Almost all eye injuries can be prevented. To decrease your risk of fracturing your eye socket:
Treatment depends on the severity and location of your injury. For a small, uncomplicated blowout fracture that does not affect the movement of your eye, your doctor may prescribe ice packs, decongestants and an antibiotic to prevent infection. You may be told to rest for a few days and to avoid blowing your nose while the eye heals.
If the fracture is more severe, your doctor will refer you to a plastic and reconstructive surgeon who specializes in treating eye injuries. An ophthalmologist may be called in to deal with the double vision. This specialist will determine whether you need surgery to repair the broken bone. Surgery may be needed to:
When to Call a Professional
If you suffer a blow to your eye, apply cold packs to the injured area for at least 15 minutes to help reduce pain, swelling and discoloration. Seek medical attention immediately if you experience any of symptoms of an eye socket fracture.
Contact your doctor if you see flashing lights or "floaters" (spots or shadowy shapes) in your injured eye, or if you have a cut on your eyelid or on the inside surface of your eye.
In most cases, the outlook is very good. Even when surgery is needed to repair the fracture, most procedures have a high rate of success and a low risk of long-term complications.
National Eye Institute
2020 Vision Place
Bethesda, MD 20892-3655
National Institute of Environmental Health Sciences (NIEHS)
P.O. Box 12233
Research Triangle Park, NC 27709
American Academy of Ophthalmology
P.O. Box 7424
San Francisco, CA 94120-7424
American Society of Ophthalmic Plastic and Reconstructive Surgery
5841 Cedar Lake Rd.
Minneapolis, MN 55416
U.S. Department of Labor, Occupational Safety and Health Administration (OSHA)
200 Constitution Ave.
Washington, D.C. 20210
Prevent Blindness America
211 West Wacker Dr.
Chicago, IL 60606
National Institute for Occupational Safety and Health

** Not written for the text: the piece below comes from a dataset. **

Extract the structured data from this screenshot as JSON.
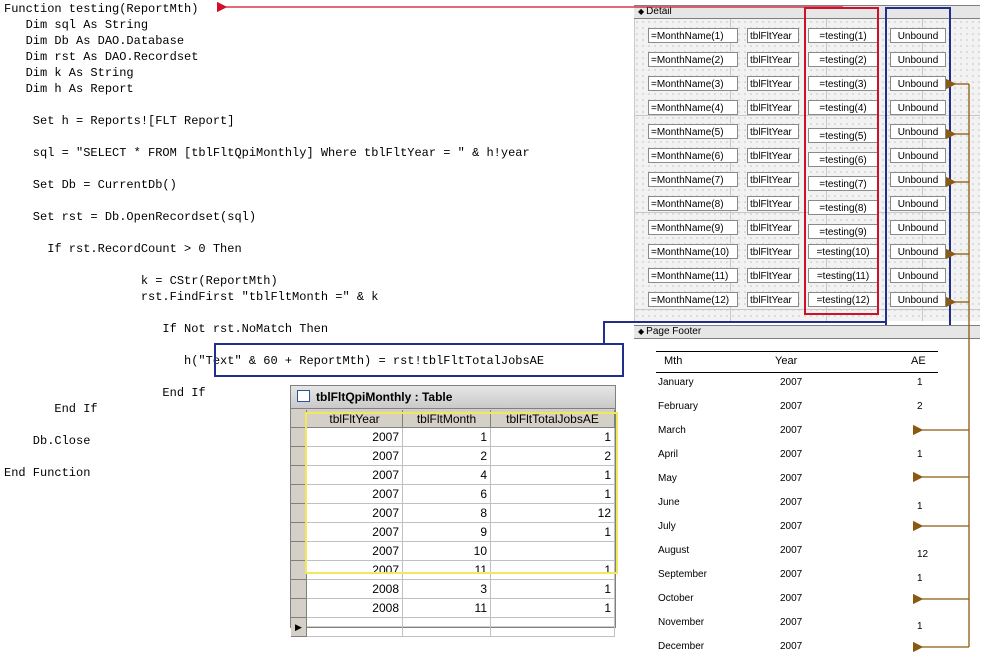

Centers for Disease Control and Prevention
1600 Clifton Rd.
Atlanta, GA 30333
American Academy of Pediatrics (AAP)
141 Northwest Point Blvd.
Elk Grove Village, IL 60007-1098